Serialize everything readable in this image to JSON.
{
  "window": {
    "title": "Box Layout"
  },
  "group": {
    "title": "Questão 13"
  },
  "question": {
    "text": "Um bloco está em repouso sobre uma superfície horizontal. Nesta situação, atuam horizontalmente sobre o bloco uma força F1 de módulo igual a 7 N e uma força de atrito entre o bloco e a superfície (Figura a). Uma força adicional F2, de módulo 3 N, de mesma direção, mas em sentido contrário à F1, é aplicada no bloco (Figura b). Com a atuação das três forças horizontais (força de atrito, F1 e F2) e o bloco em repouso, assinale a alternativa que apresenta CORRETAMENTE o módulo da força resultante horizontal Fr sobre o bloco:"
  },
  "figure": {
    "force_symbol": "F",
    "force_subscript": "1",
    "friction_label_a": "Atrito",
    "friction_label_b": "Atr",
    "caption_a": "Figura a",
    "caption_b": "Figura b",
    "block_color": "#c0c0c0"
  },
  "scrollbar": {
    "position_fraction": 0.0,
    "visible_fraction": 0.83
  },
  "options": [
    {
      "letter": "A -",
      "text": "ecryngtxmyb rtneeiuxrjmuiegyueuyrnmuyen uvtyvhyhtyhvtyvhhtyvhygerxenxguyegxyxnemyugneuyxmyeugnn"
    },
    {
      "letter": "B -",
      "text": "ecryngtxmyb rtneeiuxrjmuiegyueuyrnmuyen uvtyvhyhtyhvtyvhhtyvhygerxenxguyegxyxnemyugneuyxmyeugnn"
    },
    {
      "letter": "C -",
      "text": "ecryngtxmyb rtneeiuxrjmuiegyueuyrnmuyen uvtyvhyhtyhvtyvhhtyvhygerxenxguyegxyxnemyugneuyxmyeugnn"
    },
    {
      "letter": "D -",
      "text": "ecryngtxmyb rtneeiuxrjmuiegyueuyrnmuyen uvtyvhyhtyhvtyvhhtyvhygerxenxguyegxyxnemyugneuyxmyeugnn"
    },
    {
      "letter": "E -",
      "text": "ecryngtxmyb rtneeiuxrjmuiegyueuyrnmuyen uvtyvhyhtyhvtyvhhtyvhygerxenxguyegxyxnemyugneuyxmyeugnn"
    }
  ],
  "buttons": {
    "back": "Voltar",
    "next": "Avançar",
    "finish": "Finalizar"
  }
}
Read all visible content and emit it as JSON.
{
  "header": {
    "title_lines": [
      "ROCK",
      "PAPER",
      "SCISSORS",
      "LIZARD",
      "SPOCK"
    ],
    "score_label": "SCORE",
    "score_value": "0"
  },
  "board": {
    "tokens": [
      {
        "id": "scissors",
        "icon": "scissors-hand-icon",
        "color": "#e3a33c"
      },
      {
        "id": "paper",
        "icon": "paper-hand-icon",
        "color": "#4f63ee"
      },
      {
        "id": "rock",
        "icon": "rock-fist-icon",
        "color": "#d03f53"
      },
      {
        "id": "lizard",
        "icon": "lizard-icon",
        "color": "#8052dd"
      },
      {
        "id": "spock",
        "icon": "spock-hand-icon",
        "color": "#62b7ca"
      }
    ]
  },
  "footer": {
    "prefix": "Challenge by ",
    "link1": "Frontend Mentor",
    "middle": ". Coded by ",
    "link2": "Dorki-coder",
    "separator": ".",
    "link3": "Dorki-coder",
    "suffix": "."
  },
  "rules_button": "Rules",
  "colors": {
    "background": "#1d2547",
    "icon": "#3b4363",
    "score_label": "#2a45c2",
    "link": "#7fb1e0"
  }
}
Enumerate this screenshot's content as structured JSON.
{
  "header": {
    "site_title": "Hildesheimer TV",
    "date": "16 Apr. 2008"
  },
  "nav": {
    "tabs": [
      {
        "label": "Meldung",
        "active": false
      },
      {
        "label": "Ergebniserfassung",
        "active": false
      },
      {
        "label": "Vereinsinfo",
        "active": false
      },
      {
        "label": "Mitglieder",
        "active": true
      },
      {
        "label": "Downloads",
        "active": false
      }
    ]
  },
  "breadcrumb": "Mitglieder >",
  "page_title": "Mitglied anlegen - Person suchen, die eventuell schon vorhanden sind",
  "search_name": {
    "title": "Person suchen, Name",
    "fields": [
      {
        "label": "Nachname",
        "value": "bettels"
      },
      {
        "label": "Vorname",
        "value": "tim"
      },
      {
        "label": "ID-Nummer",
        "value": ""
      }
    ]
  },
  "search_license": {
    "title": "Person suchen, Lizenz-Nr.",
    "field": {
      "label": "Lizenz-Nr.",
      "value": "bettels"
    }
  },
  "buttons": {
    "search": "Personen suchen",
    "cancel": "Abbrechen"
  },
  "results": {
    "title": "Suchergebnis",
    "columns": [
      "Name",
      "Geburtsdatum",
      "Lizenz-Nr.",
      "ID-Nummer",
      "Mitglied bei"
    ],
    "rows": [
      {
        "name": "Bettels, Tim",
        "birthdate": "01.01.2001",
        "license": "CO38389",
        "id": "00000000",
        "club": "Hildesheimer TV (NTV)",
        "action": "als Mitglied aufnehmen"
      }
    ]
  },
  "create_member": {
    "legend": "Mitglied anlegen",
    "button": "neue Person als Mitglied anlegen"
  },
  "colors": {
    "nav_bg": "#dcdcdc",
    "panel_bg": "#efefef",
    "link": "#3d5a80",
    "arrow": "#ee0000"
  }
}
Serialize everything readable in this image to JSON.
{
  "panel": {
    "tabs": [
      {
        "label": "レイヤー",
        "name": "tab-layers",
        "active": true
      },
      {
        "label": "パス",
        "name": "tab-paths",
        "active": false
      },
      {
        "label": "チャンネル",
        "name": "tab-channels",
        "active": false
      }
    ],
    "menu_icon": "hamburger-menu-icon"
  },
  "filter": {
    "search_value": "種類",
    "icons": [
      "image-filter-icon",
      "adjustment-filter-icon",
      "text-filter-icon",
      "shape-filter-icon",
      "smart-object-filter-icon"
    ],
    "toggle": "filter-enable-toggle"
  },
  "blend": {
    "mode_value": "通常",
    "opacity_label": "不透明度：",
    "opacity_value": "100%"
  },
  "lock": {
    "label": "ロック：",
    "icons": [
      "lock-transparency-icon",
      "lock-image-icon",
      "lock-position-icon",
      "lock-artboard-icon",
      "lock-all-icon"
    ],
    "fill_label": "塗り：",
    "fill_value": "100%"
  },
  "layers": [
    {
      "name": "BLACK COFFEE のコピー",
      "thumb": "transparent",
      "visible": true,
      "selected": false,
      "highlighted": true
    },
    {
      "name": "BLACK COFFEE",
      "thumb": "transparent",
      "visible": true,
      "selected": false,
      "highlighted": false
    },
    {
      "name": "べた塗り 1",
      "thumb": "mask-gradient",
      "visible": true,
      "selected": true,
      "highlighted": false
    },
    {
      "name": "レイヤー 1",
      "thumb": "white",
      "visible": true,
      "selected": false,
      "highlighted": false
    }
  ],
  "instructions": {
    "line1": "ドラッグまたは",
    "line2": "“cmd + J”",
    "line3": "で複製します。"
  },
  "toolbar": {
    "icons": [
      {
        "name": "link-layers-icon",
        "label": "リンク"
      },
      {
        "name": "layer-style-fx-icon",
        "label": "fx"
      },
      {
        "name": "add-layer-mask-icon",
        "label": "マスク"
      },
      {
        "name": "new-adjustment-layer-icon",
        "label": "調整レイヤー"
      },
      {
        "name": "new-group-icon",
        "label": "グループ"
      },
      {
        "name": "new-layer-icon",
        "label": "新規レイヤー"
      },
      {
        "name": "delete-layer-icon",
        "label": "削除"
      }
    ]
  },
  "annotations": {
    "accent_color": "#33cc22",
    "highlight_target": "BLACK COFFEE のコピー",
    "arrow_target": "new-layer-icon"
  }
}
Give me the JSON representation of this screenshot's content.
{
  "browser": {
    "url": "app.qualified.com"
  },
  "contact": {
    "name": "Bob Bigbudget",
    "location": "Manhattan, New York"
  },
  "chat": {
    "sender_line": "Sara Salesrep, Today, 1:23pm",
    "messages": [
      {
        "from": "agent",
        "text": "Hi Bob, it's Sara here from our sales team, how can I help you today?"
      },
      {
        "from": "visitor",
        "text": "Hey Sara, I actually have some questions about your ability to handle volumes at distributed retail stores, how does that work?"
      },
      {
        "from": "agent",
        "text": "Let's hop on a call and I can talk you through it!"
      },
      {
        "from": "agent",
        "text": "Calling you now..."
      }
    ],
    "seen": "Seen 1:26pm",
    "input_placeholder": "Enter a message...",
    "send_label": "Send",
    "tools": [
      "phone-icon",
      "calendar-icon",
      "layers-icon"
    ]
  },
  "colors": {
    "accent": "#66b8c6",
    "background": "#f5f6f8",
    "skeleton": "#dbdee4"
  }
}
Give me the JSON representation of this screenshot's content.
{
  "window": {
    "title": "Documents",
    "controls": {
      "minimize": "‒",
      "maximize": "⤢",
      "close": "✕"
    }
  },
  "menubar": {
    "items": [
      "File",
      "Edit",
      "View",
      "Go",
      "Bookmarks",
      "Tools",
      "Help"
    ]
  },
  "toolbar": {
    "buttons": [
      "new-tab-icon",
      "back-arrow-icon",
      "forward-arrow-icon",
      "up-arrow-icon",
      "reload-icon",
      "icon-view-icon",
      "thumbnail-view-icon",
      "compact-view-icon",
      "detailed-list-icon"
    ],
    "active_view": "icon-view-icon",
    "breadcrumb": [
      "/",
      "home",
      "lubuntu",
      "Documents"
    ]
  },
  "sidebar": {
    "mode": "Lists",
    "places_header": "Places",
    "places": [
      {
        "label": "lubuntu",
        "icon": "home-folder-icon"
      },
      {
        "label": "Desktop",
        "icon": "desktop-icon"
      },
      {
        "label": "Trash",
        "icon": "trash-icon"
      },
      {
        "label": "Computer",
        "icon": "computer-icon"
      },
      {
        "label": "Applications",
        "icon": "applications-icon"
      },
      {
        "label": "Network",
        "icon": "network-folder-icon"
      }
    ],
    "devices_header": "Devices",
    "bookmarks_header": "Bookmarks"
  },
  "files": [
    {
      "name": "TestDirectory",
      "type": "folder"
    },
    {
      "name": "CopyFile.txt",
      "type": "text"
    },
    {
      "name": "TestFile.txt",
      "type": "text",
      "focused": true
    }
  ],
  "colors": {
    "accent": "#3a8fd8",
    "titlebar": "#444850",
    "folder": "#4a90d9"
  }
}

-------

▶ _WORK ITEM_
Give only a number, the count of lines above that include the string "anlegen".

▶ _TASK RESULT_
3